I kissed a tree

by Alison Armstrong-Webber
The Waters
Third Place, August 2018
Judged by Kathleen Hellen


remember, in May,
the rough crack bark
of a certain tree?
Mari?

My mittened hand
was a furred glyph,
on the scarred runnels
of a certain tree.

How I loved thee.
The small, carmine roses
that overhung the walkway, for days,
all scissored

the lamentation
of steel ribs
in the water garden,
the overturned
rebuke: canoe

the bent aluminium
bullrushes.

How we all
brushed past
one another,

the night
of a blood moon
in late July.
And we did not know

how great
was our
laughing
jiggling
peace

and our
silence
– in which I kissed
a Tweedsmuir tree –
was the self same.


In this poem addressed to “Mari,” there are earfuls (“scarred runnels,” “scissored” roses) that underscore the “lamentation.” The reader eavesdrops on the memory of a summer, the beloved “certain tree” among edenic images of “ribs,” a “water garden.” In the tension between “laughing”/”jiggling”/”peace” and what was “brushed past,” what “we did not know,” the poem rises, returning to the certainty of the kiss, the tree.

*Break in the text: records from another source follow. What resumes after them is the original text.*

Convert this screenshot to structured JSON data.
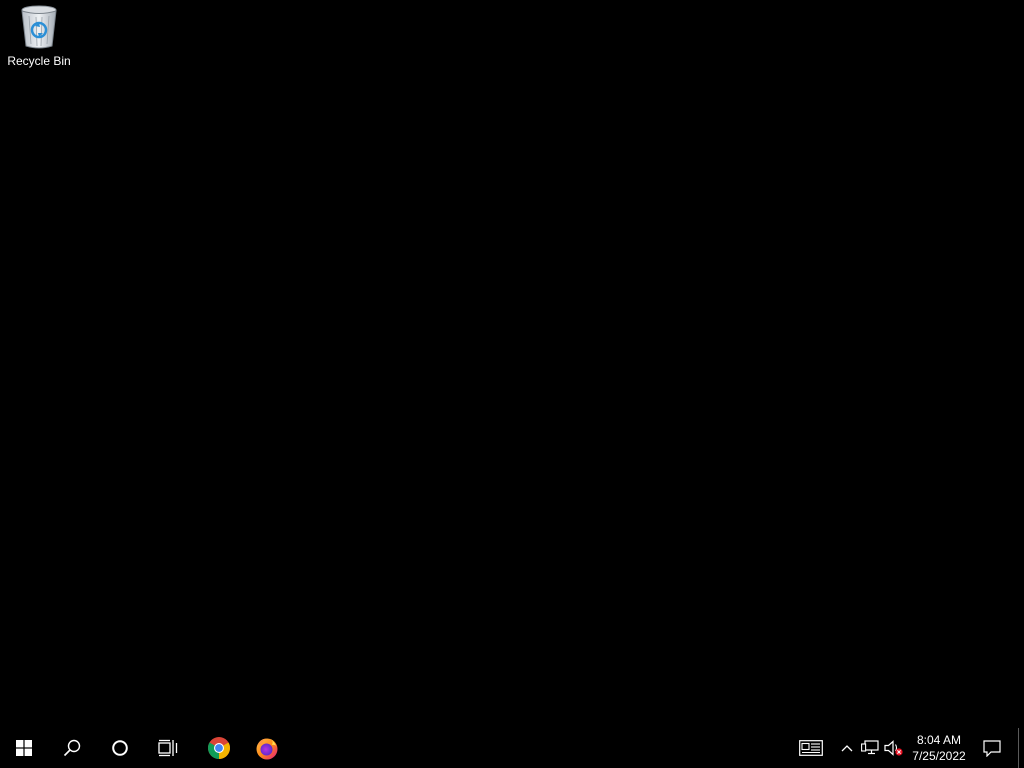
{
  "desktop": {
    "icons": [
      {
        "label": "Recycle Bin",
        "icon": "recycle-bin-icon"
      }
    ]
  },
  "taskbar": {
    "start_icon": "windows-logo-icon",
    "search_icon": "search-icon",
    "cortana_icon": "cortana-circle-icon",
    "task_view_icon": "task-view-icon",
    "pinned_apps": [
      {
        "icon": "chrome-icon"
      },
      {
        "icon": "firefox-icon"
      }
    ],
    "tray": {
      "news_icon": "news-and-interests-icon",
      "chevron_icon": "chevron-up-icon",
      "network_icon": "network-icon",
      "volume_icon": "volume-muted-icon",
      "notification_icon": "action-center-icon"
    },
    "clock": {
      "time": "8:04 AM",
      "date": "7/25/2022"
    }
  },
  "colors": {
    "desktop_background": "#000000",
    "taskbar_background": "#000000",
    "text": "#ffffff",
    "accent": "#0078d7"
  }
}
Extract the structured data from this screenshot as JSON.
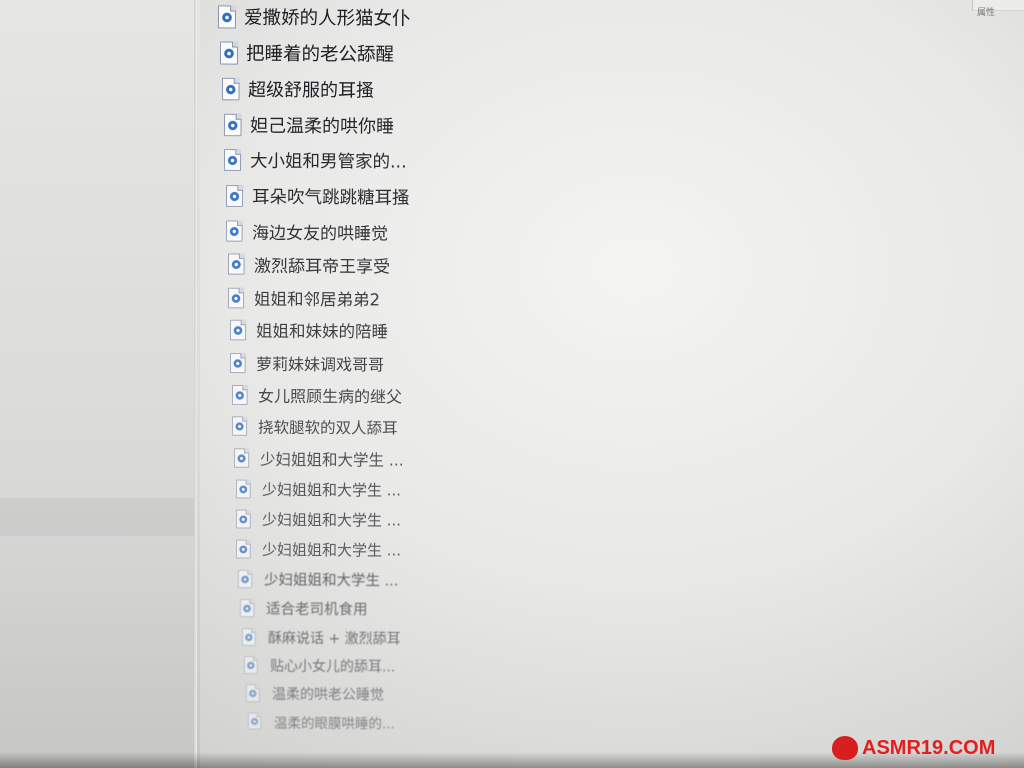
{
  "top_right_fragment": "属性",
  "files": [
    {
      "name": "爱撒娇的人形猫女仆",
      "icon": "audio-file-icon"
    },
    {
      "name": "把睡着的老公舔醒",
      "icon": "audio-file-icon"
    },
    {
      "name": "超级舒服的耳搔",
      "icon": "audio-file-icon"
    },
    {
      "name": "妲己温柔的哄你睡",
      "icon": "audio-file-icon"
    },
    {
      "name": "大小姐和男管家的...",
      "icon": "audio-file-icon"
    },
    {
      "name": "耳朵吹气跳跳糖耳搔",
      "icon": "audio-file-icon"
    },
    {
      "name": "海边女友的哄睡觉",
      "icon": "audio-file-icon"
    },
    {
      "name": "激烈舔耳帝王享受",
      "icon": "audio-file-icon"
    },
    {
      "name": "姐姐和邻居弟弟2",
      "icon": "audio-file-icon"
    },
    {
      "name": "姐姐和妹妹的陪睡",
      "icon": "audio-file-icon"
    },
    {
      "name": "萝莉妹妹调戏哥哥",
      "icon": "audio-file-icon"
    },
    {
      "name": "女儿照顾生病的继父",
      "icon": "audio-file-icon"
    },
    {
      "name": "挠软腿软的双人舔耳",
      "icon": "audio-file-icon"
    },
    {
      "name": "少妇姐姐和大学生 ...",
      "icon": "audio-file-icon"
    },
    {
      "name": "少妇姐姐和大学生 ...",
      "icon": "audio-file-icon"
    },
    {
      "name": "少妇姐姐和大学生 ...",
      "icon": "audio-file-icon"
    },
    {
      "name": "少妇姐姐和大学生 ...",
      "icon": "audio-file-icon"
    },
    {
      "name": "少妇姐姐和大学生 ...",
      "icon": "audio-file-icon"
    },
    {
      "name": "适合老司机食用",
      "icon": "audio-file-icon"
    },
    {
      "name": "酥麻说话 + 激烈舔耳",
      "icon": "audio-file-icon"
    },
    {
      "name": "贴心小女儿的舔耳...",
      "icon": "audio-file-icon"
    },
    {
      "name": "温柔的哄老公睡觉",
      "icon": "audio-file-icon"
    },
    {
      "name": "温柔的眼膜哄睡的...",
      "icon": "audio-file-icon"
    }
  ],
  "watermark": "ASMR19.COM"
}
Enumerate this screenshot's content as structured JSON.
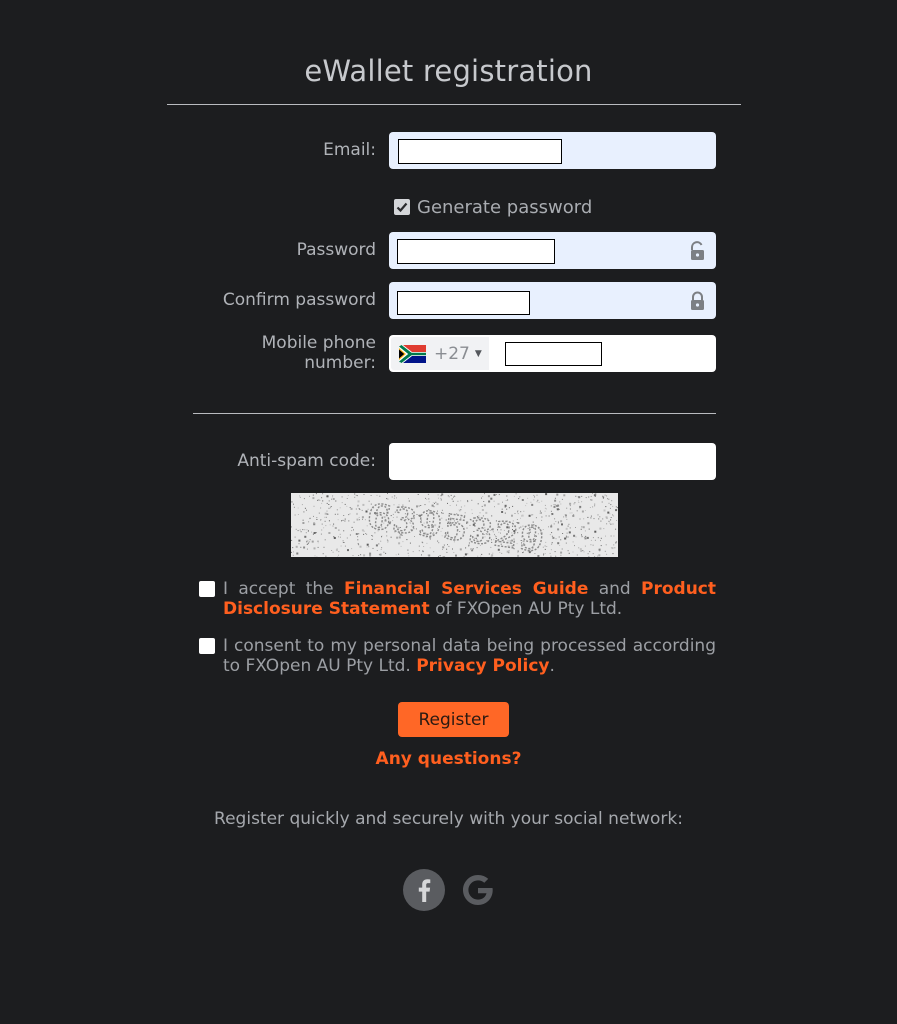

The self that is the “same.” --Kathleen Hellen

  • December 2020 Winners

    • First Place

      Avaricious
      by Judy Kaber
      The Waters

      Second Place

      To James Bulger, aged 2, murdered February 1993
      by two boys aged 10 in Liverpool, England
      by Christopher T. George
      Babilu

      Third Place

      Dr. Pachango’s Mango
      by Jim Fowler
      Babliu

  • November 2020 Winners

    • First Place

      Notorious RBG
      by Laurie Byro
      Babilu

      Second Place

      To My Old Age
      by Bob Bradshaw
      The Waters

      Third Place

      Beggar’s Lice
      by Ken Ashworth
      The Writer's Block